[Records supplied — start]
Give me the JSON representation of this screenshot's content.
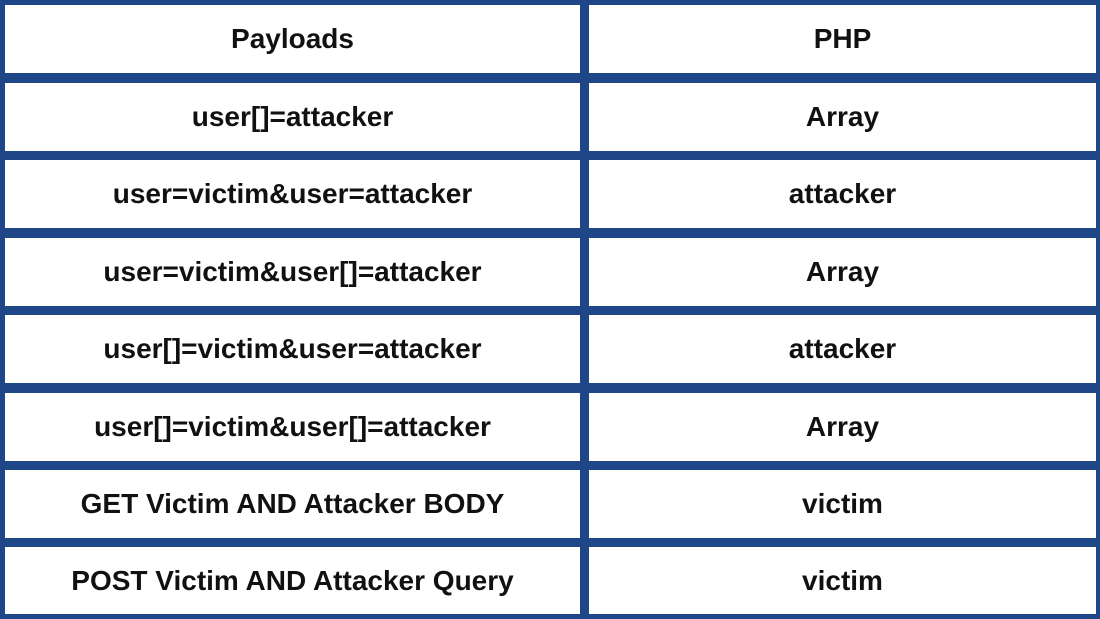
{
  "table": {
    "headers": [
      "Payloads",
      "PHP"
    ],
    "rows": [
      [
        "user[]=attacker",
        "Array"
      ],
      [
        "user=victim&user=attacker",
        "attacker"
      ],
      [
        "user=victim&user[]=attacker",
        "Array"
      ],
      [
        "user[]=victim&user=attacker",
        "attacker"
      ],
      [
        "user[]=victim&user[]=attacker",
        "Array"
      ],
      [
        "GET Victim AND Attacker BODY",
        "victim"
      ],
      [
        "POST Victim AND Attacker Query",
        "victim"
      ]
    ]
  },
  "colors": {
    "border": "#1f4788",
    "cell_background": "#ffffff",
    "text": "#111111"
  }
}
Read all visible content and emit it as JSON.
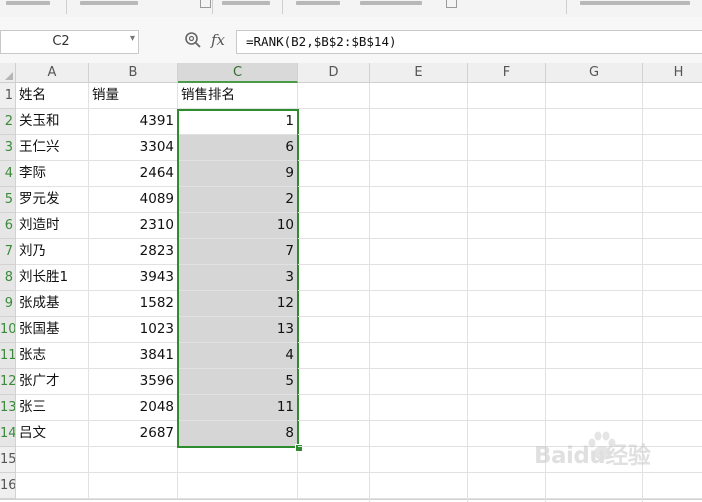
{
  "namebox": {
    "value": "C2"
  },
  "formula": {
    "fx_label": "fx",
    "text": "=RANK(B2,$B$2:$B$14)"
  },
  "columns": [
    "A",
    "B",
    "C",
    "D",
    "E",
    "F",
    "G",
    "H"
  ],
  "rows": [
    "1",
    "2",
    "3",
    "4",
    "5",
    "6",
    "7",
    "8",
    "9",
    "10",
    "11",
    "12",
    "13",
    "14",
    "15",
    "16"
  ],
  "header_row": {
    "name": "姓名",
    "sales": "销量",
    "rank": "销售排名"
  },
  "records": [
    {
      "name": "关玉和",
      "sales": "4391",
      "rank": "1"
    },
    {
      "name": "王仁兴",
      "sales": "3304",
      "rank": "6"
    },
    {
      "name": "李际",
      "sales": "2464",
      "rank": "9"
    },
    {
      "name": "罗元发",
      "sales": "4089",
      "rank": "2"
    },
    {
      "name": "刘造时",
      "sales": "2310",
      "rank": "10"
    },
    {
      "name": "刘乃",
      "sales": "2823",
      "rank": "7"
    },
    {
      "name": "刘长胜1",
      "sales": "3943",
      "rank": "3"
    },
    {
      "name": "张成基",
      "sales": "1582",
      "rank": "12"
    },
    {
      "name": "张国基",
      "sales": "1023",
      "rank": "13"
    },
    {
      "name": "张志",
      "sales": "3841",
      "rank": "4"
    },
    {
      "name": "张广才",
      "sales": "3596",
      "rank": "5"
    },
    {
      "name": "张三",
      "sales": "2048",
      "rank": "11"
    },
    {
      "name": "吕文",
      "sales": "2687",
      "rank": "8"
    }
  ],
  "watermark": {
    "text": "Baidu经验"
  },
  "colors": {
    "selection_border": "#2e8b2e",
    "selection_fill": "#d6d6d6"
  }
}
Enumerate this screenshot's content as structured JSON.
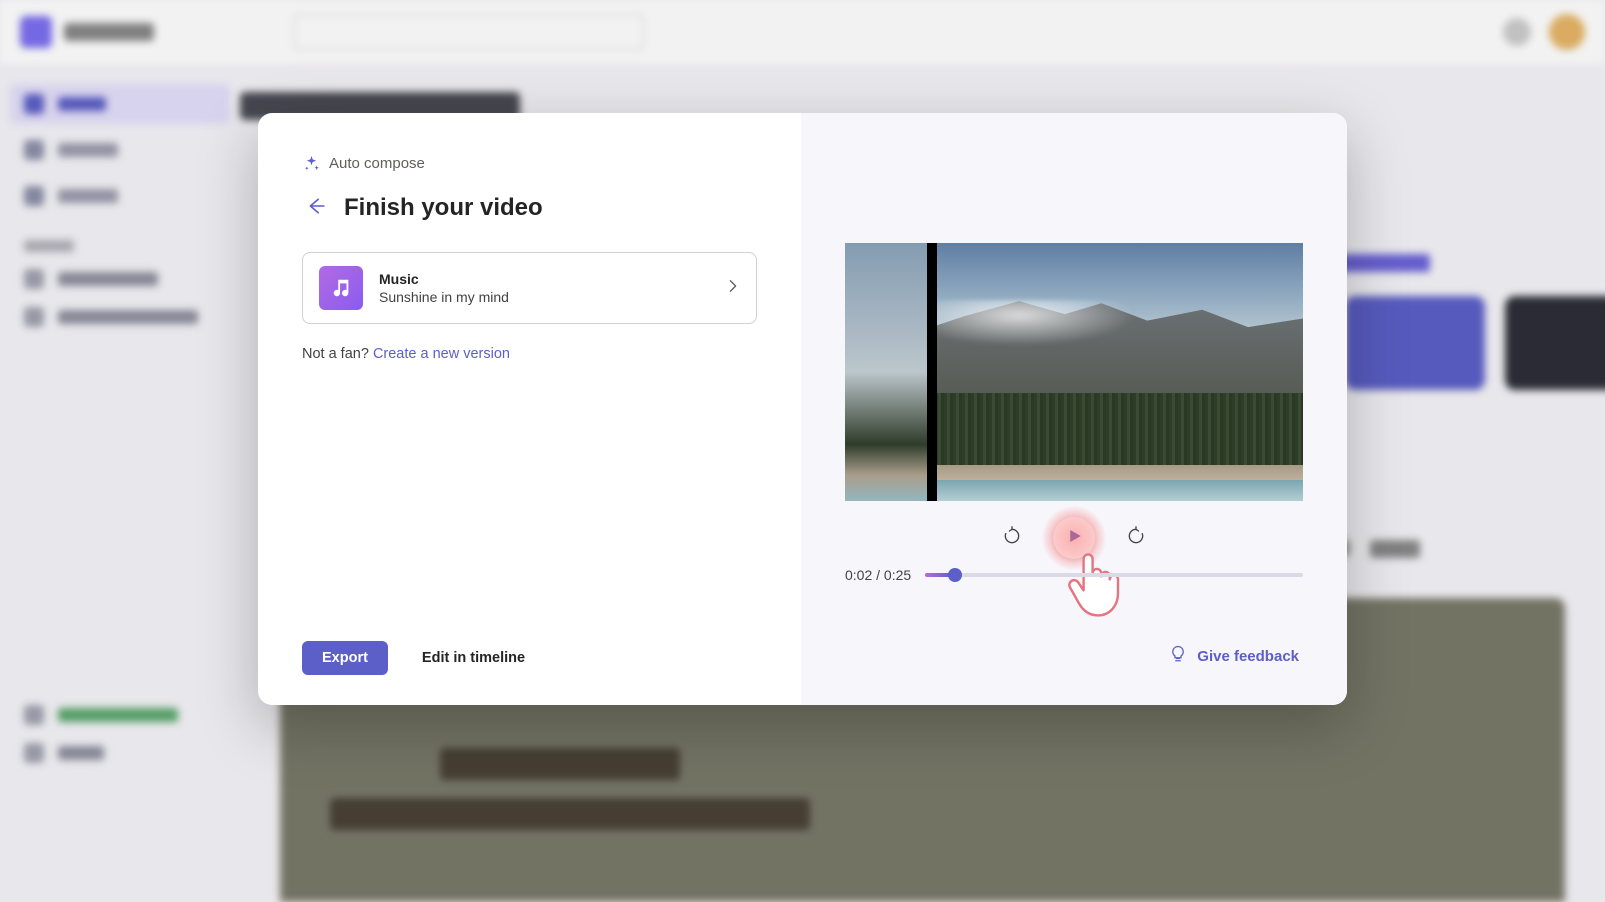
{
  "dialog": {
    "auto_compose_label": "Auto compose",
    "title": "Finish your video",
    "music": {
      "label": "Music",
      "track": "Sunshine in my mind"
    },
    "not_fan_text": "Not a fan? ",
    "create_new_link": "Create a new version",
    "export_label": "Export",
    "edit_timeline_label": "Edit in timeline"
  },
  "player": {
    "current_time": "0:02",
    "total_time": "0:25",
    "time_display": "0:02 / 0:25",
    "progress_pct": 8
  },
  "feedback": {
    "label": "Give feedback"
  },
  "colors": {
    "accent": "#5b5fc7",
    "accent_alt": "#b36ae2"
  }
}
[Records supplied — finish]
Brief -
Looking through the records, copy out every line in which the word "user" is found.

Solved exercise -
        "user[]=attacker",
        "user=victim&user=attacker",
        "user=victim&user[]=attacker",
        "user[]=victim&user=attacker",
        "user[]=victim&user[]=attacker",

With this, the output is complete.